I took a little heat from friends a few weeks back when I suggested Maxine Waters’ call to “surround” Trump Administration officials might prove to cross a line.
If you’re intent on surrounding somebody with angry people, you’re going to make them fearful for their life. I’m not down with that. The congresswoman goes too far for my tastes.
Black men and women, in particular, are frequently seen as angry, even when they’re not. When they are, they are seen as racist, no matter how justifiable their anger is.
Which is fair enough as far as it goes. But sometimes anger really is anger, and it really is threatening.
Which brings me to this story from my old stomping grounds in Philadelphia, where a pair of conservative activists were confronted over breakfast at Green Eggs Cafe this morning.
The pair being harassed was conservative commentators Candace Owens and Charlie Kirk, who were in Philadelphia for a board meeting of Turning Point USA, the pro-Trump youth organization they head.
In a video posted to Twitter by Owens, the protesters can be heard shouting: “They’re not Nazis, they’re soft fascists!,” “Fuck the bourgeoisie,” “Fuck white supremacy,” and “Cops and Klan, hand in hand.”
Unpleasant, but you might argue still well within bounds. Here, I think, is where events definitively crossed a line:
Local activist groups Abolish ICE Philly and Antifa Philly have not responded to Billy Penn’srequest for comment, but both organizations also posted photos of the Monday morning meleeon their respective Twitter accounts, depicting a liquid being thrown on Kirk (presumedly water flung by a protester)
I can hear objections already: “It’s just water!” No. Having an unknown fluid flung at you counts as assault in my books — it’s a violation of the person.
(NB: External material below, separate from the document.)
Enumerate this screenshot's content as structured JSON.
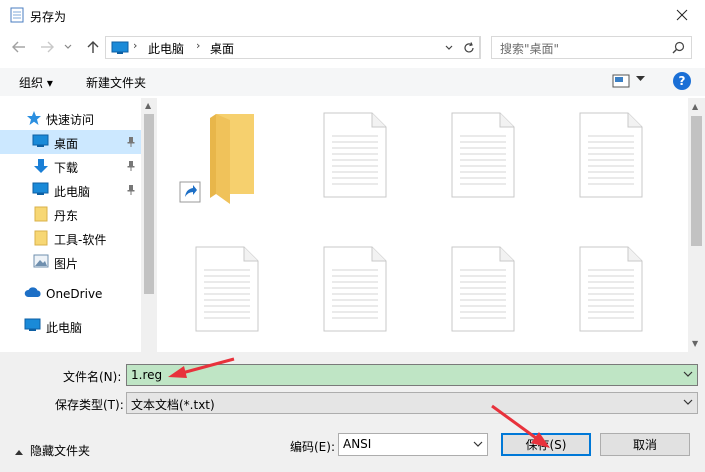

Yes, it’s relatively minor as far as these things go. That’s why now is the time to draw lines: Before things get worse.
Which, ahem, is where I was trying to draw the line with Waters’ comments.
I’m not an “ends justify the means” person. Mennonites are not “ends justify the means people.” If they were, so many people we know would be living in Russia or Germany. Or they would’ve gone off to fight in World War II. They didn’t. So that informs my perspective.
But what was accomplished today anyway. The protesters feel good about themselves. The protested feel good about themselves, too — they were made martyrs for the cause today. Was anybody persuaded of anything? Was anything like justice done?
No? Then the whole event was what old-timers call a “circle jerk.”
If you think I’m overreacting, think about how — if you saw it — you reacted when you saw this video tweet from CNN’s Jim Acosta last week.
Did you think:
Those people are angry! Probably righteously so! I want to join their crusade and critique of US media!
Or did you think:
Me? I came down on the latter side. I’m guessing most of the people reading this did too. As I do with whomever threw water at Charlie Kirk this morning.
We have to live with the standards we apply to other people, or we’re just opportunists and hypocrites. That’s no less true no matter how convinced we are that we’re the good guys.
For now, at least, we still live in a country where you have to persuade people to go along with your ideas for them to have a chance to succeed. Mostly, we’re abandoning such quaint notions of democracy. We shouldn’t. Before we give ourselves license to keep going just a little bit further in the name of justice, we should pause and ask ourselves: Is this the right thing to do? And what supporters will I win to the cause. If the answers are “no” and “none,” it’s a bad idea.